The A/R report indicates the number of invoices you’ve sent to clients that are overdue and the length of time by which they are overdue. If this report shows too many accounts, it means your business hasn’t been very effective at collecting payments. On the other hand, if your A/R report has few overdue accounts, it means your repayment collection methods are effective, you extend credit to the right kind of customers, and your customers pay off debt quickly.
The A/P report is the opposite—showing the number of invoices from other businesses that you haven’t paid. A high number of delinquent accounts indicates that you’re not good at managing your expenses. You ideally will want to have a low number (or zero) overdue accounts on your A/P report.
When you’re applying for a business loan, you should be prepared to disclose any ownership that you or your partners have in other businesses as well as any affiliations, such as being a board member or consultant in another business. This information discloses any potential conflicts of interest that the lender may have with issuing the loan and any synergies that your business may have with other companies.
This being said, it can be more difficult to apply for a loan if your business has multiple owners. Different lenders have different rules on how many owners need to approve a loan request. The SBA, for example, checks the personal financial information of anyone who owns 20% or more of the business and requires a personal guarantee from all of these owners. Other lenders may require approval from just 50% or 70% of overall ownership.
With this in mind, anyone who needs to authorize the loan will need to provide a copy of their photo ID, a resume, a personal credit score, and other personal financial information that the lender requests.
Finally, the last of the most common business loan requirements you’ll be asked to provide will be legal contracts and agreements that your business already has. Along these lines, lenders might ask to see any of the following:
Although this list may seem overwhelming, depending on your lender, you may not need every one of these qualifications for your business loan application.
Ultimately, because small business loan requirements are so variable, it’s important to consult a lender about their process before actually submitting an application—this way, you’ll be prepared ahead of time to gather any documents or information you’ll need to submit, and therefore, optimize the process and hopefully, increase your chances for approval.
With all of this in mind, let’s continue our discussion by reviewing the basic steps you’ll want to follow to access a business loan.

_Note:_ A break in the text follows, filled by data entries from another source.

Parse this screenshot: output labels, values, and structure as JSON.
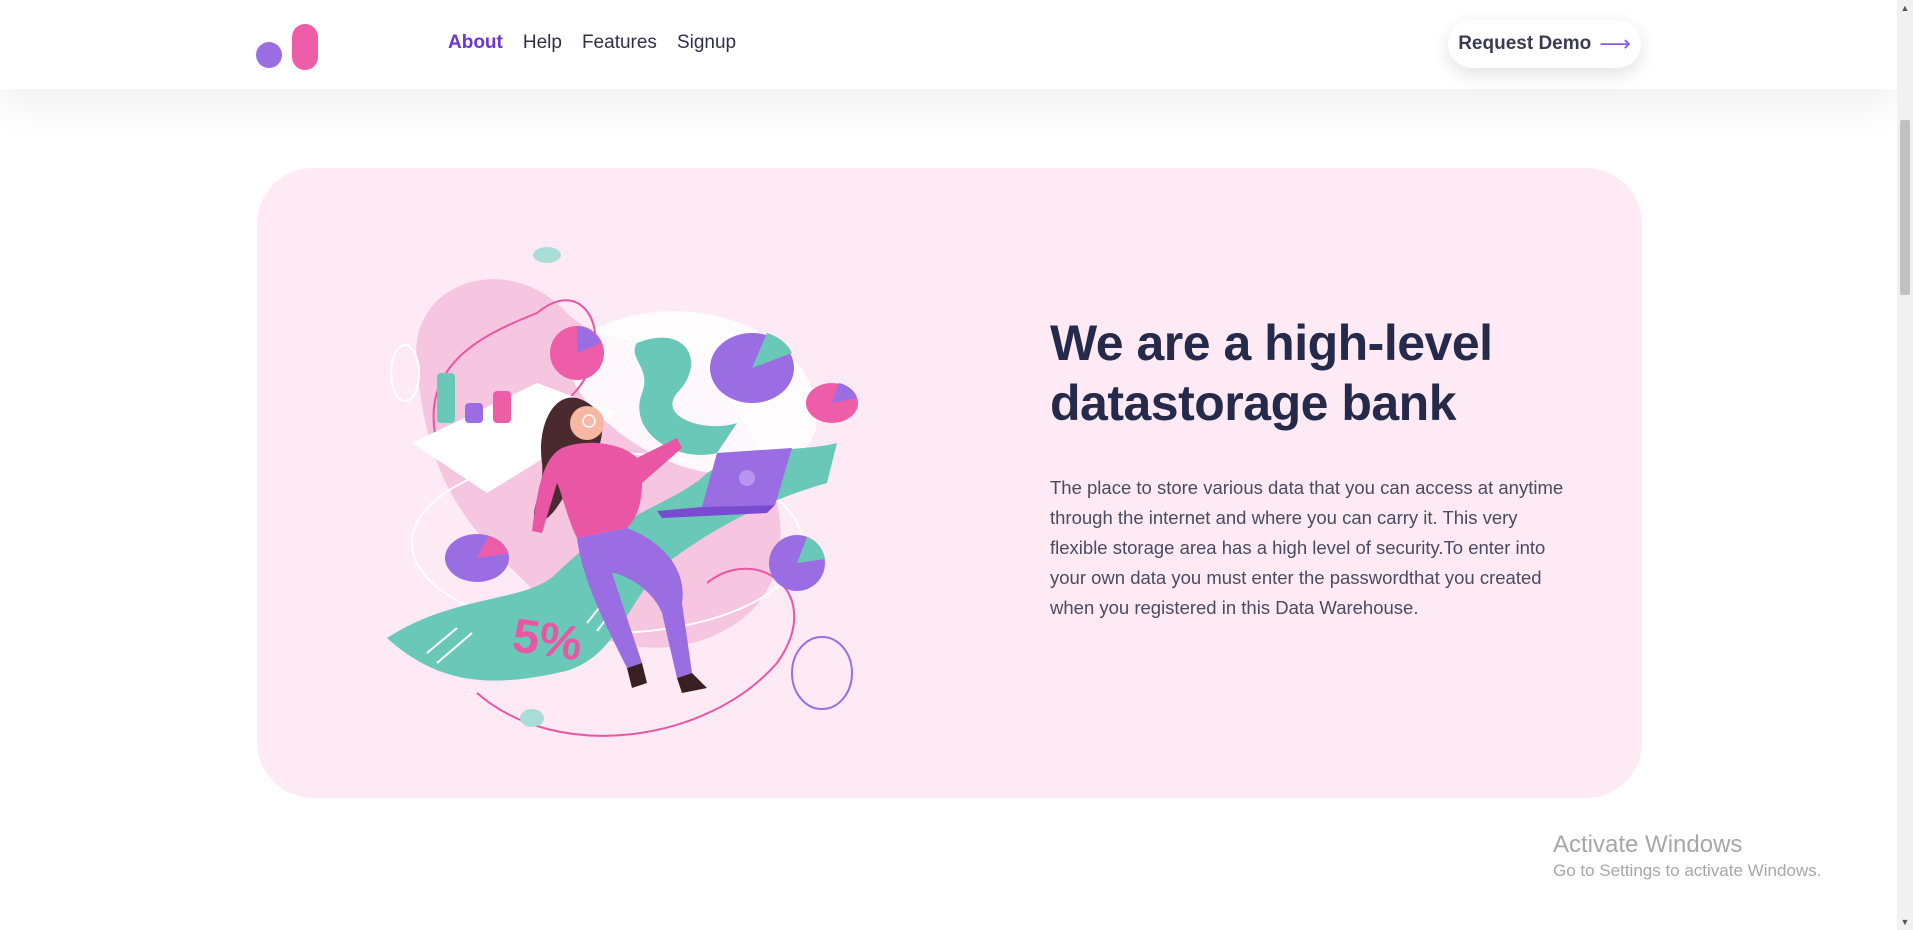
{
  "header": {
    "nav": [
      "About",
      "Help",
      "Features",
      "Signup"
    ],
    "active_nav": "About",
    "cta_label": "Request Demo",
    "cta_icon": "arrow-right-icon"
  },
  "hero": {
    "title": "We are a high-level datastorage bank",
    "description": "The place to store various data that you can access at anytime through the internet and where you can carry it. This very flexible storage area has a high level of security.To enter into your own data you must enter the passwordthat you created when you registered in this Data Warehouse.",
    "illustration_text": "5%"
  },
  "watermark": {
    "line1": "Activate Windows",
    "line2": "Go to Settings to activate Windows."
  },
  "colors": {
    "accent": "#6c35d8",
    "pink": "#ee5da8",
    "purple": "#9b6de3",
    "teal": "#6ac8b8",
    "card_bg": "#fdeaf5",
    "title": "#262a4a"
  }
}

Use our guide for more details on how to get a business loan.
At the end of the day, as you compare your options and search for the right business funding solution, you’ll want to remember that banks and SBA loans will require the most documentation and highest qualifications, but will also offer the most desirable rates and terms.
Alternative lenders, on the other hand, will have simpler application processes and more lenient qualifications, but their products will generally have shorter terms, lower amounts, and higher interest rates.
This being said, although the qualifications you need to meet will be specific to the loan product and the lender, by understanding the most common business loan requirements, as we’ve discussed, you’ll be in the best place to gather the necessary documentation and quickly and accurately complete your loan application.
Follow our guide for more information on how to apply for a business loan.
Meredith Wood is the founding editor of the Fundera Ledger and a GM at NerdWallet.
Meredith launched the Fundera Ledger in 2014. She has specialized in financial advice for small business owners for almost a decade. Meredith is frequently sought out for her expertise in small business lending and financial management.